◆ Task requirements: Every entry here should be copied exactly.
************
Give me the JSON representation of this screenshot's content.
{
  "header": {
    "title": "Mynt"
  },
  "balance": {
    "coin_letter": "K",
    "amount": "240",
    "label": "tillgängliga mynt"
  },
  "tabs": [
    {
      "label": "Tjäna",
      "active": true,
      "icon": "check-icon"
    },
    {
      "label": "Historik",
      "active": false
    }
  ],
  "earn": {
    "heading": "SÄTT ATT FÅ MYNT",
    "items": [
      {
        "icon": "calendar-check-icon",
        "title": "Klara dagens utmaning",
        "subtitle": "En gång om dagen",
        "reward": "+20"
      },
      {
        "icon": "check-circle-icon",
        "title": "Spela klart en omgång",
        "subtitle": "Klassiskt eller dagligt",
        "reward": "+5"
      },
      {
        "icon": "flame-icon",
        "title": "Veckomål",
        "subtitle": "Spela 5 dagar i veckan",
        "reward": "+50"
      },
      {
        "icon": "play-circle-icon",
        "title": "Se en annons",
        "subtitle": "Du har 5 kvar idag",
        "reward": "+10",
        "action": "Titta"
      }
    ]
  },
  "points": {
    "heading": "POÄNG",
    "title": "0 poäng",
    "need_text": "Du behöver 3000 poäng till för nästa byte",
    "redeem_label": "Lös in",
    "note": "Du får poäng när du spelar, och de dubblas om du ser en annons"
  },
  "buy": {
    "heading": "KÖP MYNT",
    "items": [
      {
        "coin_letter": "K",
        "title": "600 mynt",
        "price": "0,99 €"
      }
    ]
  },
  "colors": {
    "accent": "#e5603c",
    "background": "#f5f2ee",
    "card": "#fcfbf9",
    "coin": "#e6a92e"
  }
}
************
◆ Task answer:
Give me the JSON representation of this screenshot's content.
{
  "header": {
    "title": "Mynt"
  },
  "balance": {
    "coin_letter": "K",
    "amount": "240",
    "label": "tillgängliga mynt"
  },
  "tabs": [
    {
      "label": "Tjäna",
      "active": true,
      "icon": "check-icon"
    },
    {
      "label": "Historik",
      "active": false
    }
  ],
  "earn": {
    "heading": "SÄTT ATT FÅ MYNT",
    "items": [
      {
        "icon": "calendar-check-icon",
        "title": "Klara dagens utmaning",
        "subtitle": "En gång om dagen",
        "reward": "+20"
      },
      {
        "icon": "check-circle-icon",
        "title": "Spela klart en omgång",
        "subtitle": "Klassiskt eller dagligt",
        "reward": "+5"
      },
      {
        "icon": "flame-icon",
        "title": "Veckomål",
        "subtitle": "Spela 5 dagar i veckan",
        "reward": "+50"
      },
      {
        "icon": "play-circle-icon",
        "title": "Se en annons",
        "subtitle": "Du har 5 kvar idag",
        "reward": "+10",
        "action": "Titta"
      }
    ]
  },
  "points": {
    "heading": "POÄNG",
    "title": "0 poäng",
    "need_text": "Du behöver 3000 poäng till för nästa byte",
    "redeem_label": "Lös in",
    "note": "Du får poäng när du spelar, och de dubblas om du ser en annons"
  },
  "buy": {
    "heading": "KÖP MYNT",
    "items": [
      {
        "coin_letter": "K",
        "title": "600 mynt",
        "price": "0,99 €"
      }
    ]
  },
  "colors": {
    "accent": "#e5603c",
    "background": "#f5f2ee",
    "card": "#fcfbf9",
    "coin": "#e6a92e"
  }
}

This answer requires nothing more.